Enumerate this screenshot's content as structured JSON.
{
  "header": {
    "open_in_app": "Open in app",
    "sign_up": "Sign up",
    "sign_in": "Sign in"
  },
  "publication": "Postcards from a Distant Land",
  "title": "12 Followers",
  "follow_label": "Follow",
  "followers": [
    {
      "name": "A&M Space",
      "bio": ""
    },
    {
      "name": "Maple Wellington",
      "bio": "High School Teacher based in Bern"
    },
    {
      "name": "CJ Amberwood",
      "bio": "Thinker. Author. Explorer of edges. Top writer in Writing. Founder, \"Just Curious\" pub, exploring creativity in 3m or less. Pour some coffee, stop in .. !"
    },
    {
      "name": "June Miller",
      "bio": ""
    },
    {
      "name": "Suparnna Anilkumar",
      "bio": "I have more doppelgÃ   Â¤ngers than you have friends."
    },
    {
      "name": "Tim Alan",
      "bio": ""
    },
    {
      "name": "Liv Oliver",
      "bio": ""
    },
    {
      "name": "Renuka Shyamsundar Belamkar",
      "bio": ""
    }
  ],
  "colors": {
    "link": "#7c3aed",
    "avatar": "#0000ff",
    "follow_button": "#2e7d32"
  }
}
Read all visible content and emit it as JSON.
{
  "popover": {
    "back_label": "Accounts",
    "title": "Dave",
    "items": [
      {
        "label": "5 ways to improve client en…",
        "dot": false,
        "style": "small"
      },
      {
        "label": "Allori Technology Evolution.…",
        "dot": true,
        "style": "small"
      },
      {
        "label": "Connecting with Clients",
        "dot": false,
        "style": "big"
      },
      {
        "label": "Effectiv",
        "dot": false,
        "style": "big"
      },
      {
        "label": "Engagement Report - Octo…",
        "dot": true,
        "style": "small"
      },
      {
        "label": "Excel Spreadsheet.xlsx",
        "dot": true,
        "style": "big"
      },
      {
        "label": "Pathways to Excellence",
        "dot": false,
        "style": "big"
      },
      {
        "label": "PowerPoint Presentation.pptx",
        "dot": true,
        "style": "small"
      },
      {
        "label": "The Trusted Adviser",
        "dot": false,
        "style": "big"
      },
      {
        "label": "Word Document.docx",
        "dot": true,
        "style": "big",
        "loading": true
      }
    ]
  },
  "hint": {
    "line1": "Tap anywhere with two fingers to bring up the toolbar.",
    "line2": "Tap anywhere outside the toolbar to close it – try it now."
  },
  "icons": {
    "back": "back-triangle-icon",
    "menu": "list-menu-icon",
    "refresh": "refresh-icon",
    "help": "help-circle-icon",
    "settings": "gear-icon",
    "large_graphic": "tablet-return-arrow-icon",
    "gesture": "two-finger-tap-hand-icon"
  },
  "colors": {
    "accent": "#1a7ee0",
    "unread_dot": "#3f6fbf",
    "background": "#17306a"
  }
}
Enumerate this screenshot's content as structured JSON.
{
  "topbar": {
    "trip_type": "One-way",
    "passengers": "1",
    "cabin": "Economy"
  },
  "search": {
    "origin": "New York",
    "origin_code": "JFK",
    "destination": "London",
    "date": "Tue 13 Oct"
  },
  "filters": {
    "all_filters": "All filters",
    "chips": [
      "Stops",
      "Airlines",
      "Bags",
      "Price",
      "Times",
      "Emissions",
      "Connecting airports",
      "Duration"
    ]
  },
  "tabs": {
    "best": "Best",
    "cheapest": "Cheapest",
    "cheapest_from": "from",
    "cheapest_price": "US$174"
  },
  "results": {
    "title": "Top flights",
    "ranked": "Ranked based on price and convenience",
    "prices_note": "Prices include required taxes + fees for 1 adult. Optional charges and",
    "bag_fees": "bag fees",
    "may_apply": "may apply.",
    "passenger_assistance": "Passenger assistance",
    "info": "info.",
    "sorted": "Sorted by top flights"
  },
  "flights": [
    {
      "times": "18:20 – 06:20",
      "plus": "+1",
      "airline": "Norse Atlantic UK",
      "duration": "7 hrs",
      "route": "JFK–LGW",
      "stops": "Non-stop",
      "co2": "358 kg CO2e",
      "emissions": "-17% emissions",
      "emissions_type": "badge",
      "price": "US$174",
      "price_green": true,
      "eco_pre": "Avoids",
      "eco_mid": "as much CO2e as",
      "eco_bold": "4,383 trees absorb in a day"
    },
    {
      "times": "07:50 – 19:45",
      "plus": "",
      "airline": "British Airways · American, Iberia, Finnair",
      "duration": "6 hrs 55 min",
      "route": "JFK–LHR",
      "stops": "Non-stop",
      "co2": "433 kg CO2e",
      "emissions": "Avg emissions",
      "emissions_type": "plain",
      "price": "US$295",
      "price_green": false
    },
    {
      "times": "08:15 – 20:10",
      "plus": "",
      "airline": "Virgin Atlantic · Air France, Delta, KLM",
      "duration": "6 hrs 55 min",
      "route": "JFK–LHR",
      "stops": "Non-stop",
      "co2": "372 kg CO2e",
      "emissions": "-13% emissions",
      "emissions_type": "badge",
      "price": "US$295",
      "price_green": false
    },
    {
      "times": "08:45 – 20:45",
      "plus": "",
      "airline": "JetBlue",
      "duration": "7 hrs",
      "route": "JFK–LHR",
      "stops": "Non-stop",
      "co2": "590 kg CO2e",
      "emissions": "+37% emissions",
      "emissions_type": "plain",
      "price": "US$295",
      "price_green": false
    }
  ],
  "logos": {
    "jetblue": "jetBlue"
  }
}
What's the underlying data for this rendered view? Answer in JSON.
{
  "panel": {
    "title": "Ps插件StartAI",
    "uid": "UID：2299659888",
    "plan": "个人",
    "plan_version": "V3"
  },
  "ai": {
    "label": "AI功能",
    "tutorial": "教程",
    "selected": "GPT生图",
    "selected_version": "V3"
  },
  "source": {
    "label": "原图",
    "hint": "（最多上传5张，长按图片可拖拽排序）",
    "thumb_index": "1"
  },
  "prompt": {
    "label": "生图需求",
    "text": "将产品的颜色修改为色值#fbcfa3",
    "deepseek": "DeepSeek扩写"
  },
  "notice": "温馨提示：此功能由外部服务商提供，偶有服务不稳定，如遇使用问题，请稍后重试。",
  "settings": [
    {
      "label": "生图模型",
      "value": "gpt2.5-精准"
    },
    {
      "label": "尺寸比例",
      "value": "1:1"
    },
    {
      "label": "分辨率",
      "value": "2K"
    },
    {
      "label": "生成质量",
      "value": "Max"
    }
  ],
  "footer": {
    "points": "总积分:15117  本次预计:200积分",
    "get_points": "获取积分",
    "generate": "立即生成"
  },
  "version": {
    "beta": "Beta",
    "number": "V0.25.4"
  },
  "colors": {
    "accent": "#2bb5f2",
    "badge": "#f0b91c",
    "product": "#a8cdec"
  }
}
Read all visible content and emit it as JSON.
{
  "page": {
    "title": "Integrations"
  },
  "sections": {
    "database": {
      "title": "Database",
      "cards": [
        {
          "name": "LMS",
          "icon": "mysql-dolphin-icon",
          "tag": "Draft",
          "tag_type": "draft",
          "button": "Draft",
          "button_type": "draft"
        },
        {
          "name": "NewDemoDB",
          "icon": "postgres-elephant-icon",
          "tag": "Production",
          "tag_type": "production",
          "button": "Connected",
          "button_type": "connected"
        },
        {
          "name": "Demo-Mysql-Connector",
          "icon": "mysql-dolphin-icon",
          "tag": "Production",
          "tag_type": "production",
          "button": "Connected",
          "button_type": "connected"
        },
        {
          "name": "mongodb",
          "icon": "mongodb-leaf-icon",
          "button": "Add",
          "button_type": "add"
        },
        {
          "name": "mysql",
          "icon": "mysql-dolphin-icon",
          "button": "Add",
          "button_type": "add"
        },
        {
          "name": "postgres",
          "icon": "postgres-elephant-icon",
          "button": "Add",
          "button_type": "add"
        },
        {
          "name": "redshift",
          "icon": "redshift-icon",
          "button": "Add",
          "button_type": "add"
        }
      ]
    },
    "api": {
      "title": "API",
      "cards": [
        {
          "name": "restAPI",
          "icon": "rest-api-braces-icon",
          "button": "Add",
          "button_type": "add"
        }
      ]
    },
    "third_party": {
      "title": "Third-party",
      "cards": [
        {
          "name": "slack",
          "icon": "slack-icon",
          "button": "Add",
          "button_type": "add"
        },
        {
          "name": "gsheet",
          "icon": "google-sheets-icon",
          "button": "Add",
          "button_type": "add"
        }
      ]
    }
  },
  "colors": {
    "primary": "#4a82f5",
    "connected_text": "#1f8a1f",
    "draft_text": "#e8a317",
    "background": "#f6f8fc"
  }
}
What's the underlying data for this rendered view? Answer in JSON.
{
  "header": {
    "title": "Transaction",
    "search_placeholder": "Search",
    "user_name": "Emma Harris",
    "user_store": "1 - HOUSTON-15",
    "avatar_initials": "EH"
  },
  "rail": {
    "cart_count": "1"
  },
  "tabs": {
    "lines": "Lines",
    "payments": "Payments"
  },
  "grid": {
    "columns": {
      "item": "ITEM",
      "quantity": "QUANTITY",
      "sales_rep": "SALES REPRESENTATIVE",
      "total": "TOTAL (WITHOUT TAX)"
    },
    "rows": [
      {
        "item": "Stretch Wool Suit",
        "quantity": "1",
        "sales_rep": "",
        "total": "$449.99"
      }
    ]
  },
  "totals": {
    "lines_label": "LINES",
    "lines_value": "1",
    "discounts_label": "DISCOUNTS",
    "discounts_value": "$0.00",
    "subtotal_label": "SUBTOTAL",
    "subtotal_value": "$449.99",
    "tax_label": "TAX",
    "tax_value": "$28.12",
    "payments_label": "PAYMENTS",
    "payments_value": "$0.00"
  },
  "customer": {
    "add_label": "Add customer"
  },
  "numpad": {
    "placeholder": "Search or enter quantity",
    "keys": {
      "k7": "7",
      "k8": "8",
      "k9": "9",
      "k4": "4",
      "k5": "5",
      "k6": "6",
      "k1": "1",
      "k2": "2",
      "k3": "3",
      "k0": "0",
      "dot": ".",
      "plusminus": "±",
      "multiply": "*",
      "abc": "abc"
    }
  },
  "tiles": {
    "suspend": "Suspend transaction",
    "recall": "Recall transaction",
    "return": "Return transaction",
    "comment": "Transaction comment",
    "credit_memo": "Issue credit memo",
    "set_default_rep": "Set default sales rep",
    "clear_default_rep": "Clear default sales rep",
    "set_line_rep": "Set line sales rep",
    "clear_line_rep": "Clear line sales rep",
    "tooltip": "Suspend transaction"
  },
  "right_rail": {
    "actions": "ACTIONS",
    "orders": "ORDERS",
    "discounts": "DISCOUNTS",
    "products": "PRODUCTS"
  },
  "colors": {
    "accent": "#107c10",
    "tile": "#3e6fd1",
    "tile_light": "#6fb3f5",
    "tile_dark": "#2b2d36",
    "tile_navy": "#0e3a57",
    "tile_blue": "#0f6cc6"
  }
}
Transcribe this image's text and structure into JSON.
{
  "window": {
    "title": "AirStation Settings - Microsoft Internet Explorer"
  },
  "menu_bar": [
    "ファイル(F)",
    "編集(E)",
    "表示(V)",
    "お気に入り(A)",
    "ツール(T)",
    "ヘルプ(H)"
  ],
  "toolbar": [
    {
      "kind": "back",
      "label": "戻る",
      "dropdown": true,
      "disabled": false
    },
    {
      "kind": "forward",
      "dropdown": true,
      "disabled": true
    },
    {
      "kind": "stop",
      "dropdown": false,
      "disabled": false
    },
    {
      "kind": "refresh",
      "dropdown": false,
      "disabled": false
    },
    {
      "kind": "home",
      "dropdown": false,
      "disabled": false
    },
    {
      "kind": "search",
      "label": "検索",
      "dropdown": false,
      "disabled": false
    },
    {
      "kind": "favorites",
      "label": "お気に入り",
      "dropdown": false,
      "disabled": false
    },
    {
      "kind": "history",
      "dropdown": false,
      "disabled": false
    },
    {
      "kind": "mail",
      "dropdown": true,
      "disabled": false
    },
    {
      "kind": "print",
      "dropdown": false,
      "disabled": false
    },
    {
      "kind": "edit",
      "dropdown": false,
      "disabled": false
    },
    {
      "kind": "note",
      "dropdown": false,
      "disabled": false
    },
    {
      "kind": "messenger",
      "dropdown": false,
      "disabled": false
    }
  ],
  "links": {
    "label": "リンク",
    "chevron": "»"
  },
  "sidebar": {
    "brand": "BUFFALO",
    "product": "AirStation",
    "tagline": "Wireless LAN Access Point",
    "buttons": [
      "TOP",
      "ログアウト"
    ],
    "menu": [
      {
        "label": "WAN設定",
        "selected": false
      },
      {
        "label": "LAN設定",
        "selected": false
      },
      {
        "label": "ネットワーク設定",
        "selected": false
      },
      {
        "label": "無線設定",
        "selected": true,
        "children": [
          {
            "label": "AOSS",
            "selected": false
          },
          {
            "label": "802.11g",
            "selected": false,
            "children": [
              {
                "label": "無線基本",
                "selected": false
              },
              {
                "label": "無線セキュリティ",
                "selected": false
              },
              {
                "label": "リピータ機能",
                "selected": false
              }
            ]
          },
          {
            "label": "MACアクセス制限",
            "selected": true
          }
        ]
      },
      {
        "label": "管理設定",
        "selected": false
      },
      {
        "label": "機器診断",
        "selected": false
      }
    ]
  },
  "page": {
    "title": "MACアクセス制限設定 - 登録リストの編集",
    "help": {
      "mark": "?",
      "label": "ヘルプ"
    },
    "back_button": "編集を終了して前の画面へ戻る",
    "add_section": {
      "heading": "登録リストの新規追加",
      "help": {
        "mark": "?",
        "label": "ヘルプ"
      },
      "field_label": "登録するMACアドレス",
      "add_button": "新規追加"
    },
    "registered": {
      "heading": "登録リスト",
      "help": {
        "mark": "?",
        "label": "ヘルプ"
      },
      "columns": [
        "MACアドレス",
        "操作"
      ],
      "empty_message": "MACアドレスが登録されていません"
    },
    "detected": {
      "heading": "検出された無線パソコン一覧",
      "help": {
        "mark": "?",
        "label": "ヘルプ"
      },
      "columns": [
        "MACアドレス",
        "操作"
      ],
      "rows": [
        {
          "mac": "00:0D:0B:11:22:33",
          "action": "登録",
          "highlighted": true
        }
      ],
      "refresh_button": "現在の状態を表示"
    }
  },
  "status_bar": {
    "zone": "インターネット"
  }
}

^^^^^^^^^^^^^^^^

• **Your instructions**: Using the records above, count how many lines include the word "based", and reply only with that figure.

• **Response to the exercise**: 2